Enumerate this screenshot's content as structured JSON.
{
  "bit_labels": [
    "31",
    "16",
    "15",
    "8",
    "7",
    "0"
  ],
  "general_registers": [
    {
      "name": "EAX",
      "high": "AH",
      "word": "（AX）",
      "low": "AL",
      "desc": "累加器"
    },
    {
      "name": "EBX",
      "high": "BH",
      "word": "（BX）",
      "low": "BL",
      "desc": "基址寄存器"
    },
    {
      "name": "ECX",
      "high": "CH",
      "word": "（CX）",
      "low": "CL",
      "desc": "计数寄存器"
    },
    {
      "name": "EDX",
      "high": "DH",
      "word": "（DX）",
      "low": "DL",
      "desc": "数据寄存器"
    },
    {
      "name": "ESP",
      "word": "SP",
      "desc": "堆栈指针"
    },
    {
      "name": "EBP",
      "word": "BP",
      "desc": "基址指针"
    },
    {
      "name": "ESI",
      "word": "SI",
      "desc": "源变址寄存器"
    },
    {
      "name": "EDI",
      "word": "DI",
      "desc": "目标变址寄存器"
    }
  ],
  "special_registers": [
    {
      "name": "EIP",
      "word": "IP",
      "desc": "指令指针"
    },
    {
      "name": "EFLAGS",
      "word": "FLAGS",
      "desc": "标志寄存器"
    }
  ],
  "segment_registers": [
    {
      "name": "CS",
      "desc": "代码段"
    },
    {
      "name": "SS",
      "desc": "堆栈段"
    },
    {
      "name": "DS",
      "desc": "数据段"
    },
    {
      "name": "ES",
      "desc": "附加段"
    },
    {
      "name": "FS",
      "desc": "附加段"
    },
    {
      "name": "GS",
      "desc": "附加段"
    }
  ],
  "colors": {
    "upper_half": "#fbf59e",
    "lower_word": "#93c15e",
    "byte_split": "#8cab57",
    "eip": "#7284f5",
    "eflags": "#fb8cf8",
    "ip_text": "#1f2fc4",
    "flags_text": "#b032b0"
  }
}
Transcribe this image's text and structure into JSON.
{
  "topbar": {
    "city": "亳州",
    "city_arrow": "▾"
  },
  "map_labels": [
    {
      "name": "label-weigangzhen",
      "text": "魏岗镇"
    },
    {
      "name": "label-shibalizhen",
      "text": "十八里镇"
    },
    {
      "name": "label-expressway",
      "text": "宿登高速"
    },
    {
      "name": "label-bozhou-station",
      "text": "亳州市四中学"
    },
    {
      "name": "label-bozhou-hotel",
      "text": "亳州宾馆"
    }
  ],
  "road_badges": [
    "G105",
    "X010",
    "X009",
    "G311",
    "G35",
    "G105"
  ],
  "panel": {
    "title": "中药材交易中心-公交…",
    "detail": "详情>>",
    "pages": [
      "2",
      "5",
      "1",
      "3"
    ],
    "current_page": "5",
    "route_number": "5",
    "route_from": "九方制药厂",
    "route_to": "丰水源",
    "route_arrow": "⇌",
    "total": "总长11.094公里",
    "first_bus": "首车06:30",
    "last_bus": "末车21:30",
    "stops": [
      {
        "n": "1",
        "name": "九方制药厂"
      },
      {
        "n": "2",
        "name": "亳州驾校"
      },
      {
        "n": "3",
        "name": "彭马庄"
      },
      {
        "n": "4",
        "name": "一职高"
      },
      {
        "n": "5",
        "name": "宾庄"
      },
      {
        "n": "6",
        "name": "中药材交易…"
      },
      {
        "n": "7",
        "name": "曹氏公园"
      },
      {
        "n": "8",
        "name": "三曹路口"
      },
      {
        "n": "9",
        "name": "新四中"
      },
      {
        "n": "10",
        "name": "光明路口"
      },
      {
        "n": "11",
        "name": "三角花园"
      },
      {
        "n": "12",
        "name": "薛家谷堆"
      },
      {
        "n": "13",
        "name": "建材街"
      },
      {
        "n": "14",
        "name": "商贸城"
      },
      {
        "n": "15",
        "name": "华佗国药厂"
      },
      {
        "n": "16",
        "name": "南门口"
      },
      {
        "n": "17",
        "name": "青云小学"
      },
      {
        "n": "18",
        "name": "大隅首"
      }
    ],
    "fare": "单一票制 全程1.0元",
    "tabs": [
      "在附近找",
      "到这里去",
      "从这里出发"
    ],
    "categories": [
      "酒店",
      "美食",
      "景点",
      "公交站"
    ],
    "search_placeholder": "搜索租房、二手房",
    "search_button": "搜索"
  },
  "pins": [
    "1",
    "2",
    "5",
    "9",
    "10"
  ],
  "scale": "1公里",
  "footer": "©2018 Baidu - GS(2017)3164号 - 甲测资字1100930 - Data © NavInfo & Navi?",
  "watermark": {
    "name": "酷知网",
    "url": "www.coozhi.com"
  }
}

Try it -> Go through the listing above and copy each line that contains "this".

Task result ->
Enumerate this screenshot's content as structured JSON.
Transcribe this image's text and structure into JSON.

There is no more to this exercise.